For UK Cancer Drug Fund, Does Cost Really Outweigh Clinical Efficacy in Their Decision-making Process?

Since our previous blog on the UK’s Cancer Drug Fund (CDF), there have been substantial changes to the CDF review process. In November of last year, the CDF decided to add cost to their evaluation criteria in response to the rising cost of cancer treatments and because of the $30.5 million overspend of the fund last year. The CDF also announced that it would re-evaluate 44 drugs in order to determine if these drugs would retain their CDF funding.

The addition of cost as an evaluation criterion and the re-evaluation of drugs already on the CDF priority list has been a contentious topic within the oncology market access world. The pharmaceutical industry and cancer advocacy groups are fearful that cost will be the major factor in CDF decisions and will further restrict the number of treatment options that are available to patients. Others applaud the change, viewing it as preventing the use of overpriced drugs in the UK.  

Are the manufacturers’ and cancer advocacy groups’ fears warranted? Does cost really outweigh the clinical efficacy of the drug in the CDF decision-making process? 

We analyzed the driving factors of positive CDF evaluations that did not consider cost (i.e. CDF decisions April 2013- July 2014) and that did consider cost (recent decisions from January 2015) to determine the influence of cost on CDF decision-making. The data included 82 CDF decisions published from April 2013- July 2014 and 56 decisions published in January 2015. Two independent logistical regression models were used to estimate the probability of a positive decision based on the scores of the individual CDF evaluated parameters (e.g., OS, PFS, cost, etc). We also examined the characteristics of the 17 drugs that retained CDF funding and the 27 drugs that were removed from the CDF priority list.  
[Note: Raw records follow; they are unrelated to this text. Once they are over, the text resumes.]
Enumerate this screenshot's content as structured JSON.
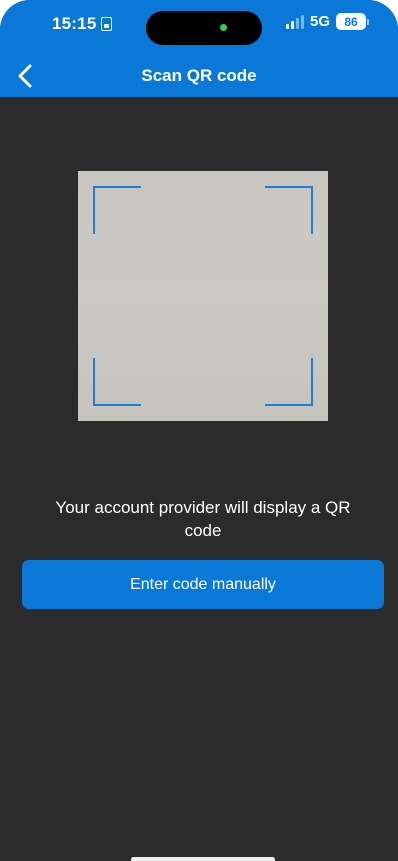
{
  "status_bar": {
    "time": "15:15",
    "network": "5G",
    "battery": "86"
  },
  "nav": {
    "title": "Scan QR code",
    "back_icon": "chevron-left-icon"
  },
  "instruction": "Your account provider will display a QR code",
  "manual_button_label": "Enter code manually",
  "colors": {
    "accent": "#0a78d7",
    "background": "#2b2b2b",
    "frame": "#1f7de0"
  }
}
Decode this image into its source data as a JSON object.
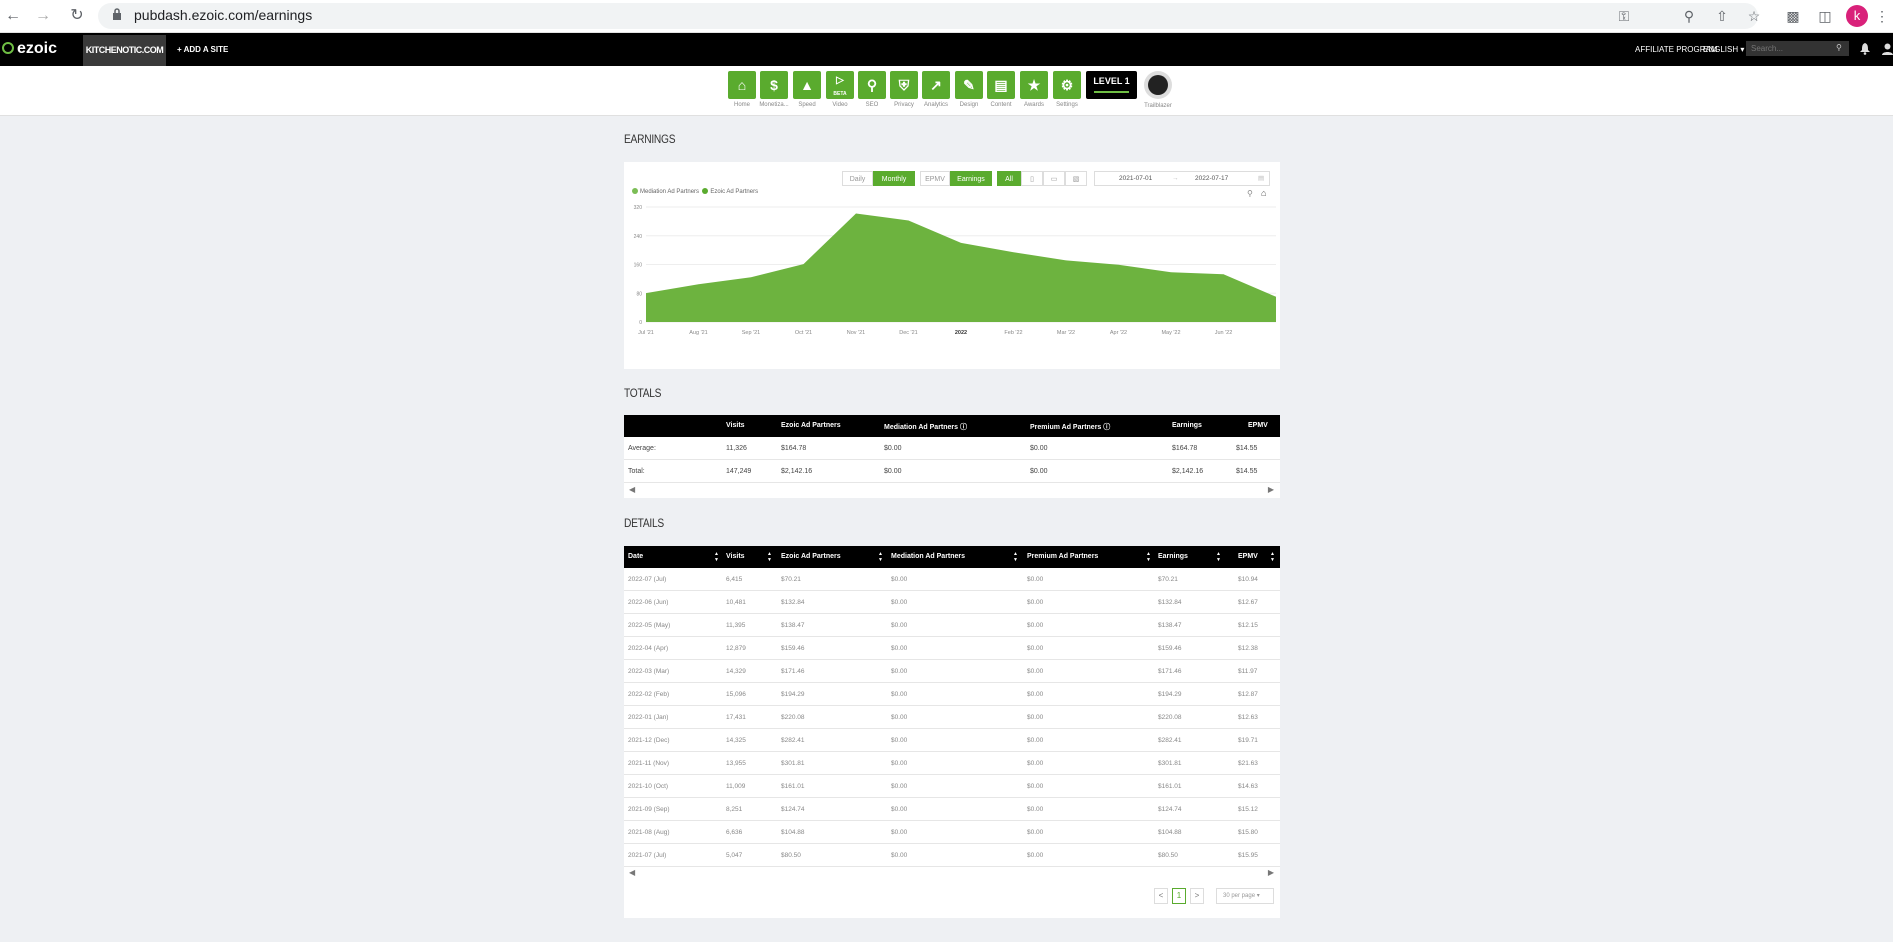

Within the model, cost, overall survival (OS) and progression-free survival (PFS) were significant predictors of a positive CDF decision. We found that even when the cost of treatment is taken into account, a drug’s performance on OS and PFS are important. For example, even when controlling for cost, a drug had a 35% chance of obtaining a positive decision if it demonstrated an improvement of 2-3 months in OS and increased to 90% if the drug demonstrated an improvement of 6-7 months. 

When we compared the drugs that remained on the CDF priority list to those that were removed, we saw that regardless of cost, drugs that demonstrated greater improvement in OS and PFS were more likely to retain their funding.  

In the new CDF process, cost is important, but it is not the only influential parameter leading to positive decisions. The efficacy of the drug is still influential. Now that the CDF is taking into account efficacy and cost, how is their system different from NICE’s evaluation process?  

Does England need two similar systems for evaluating oncology therapies?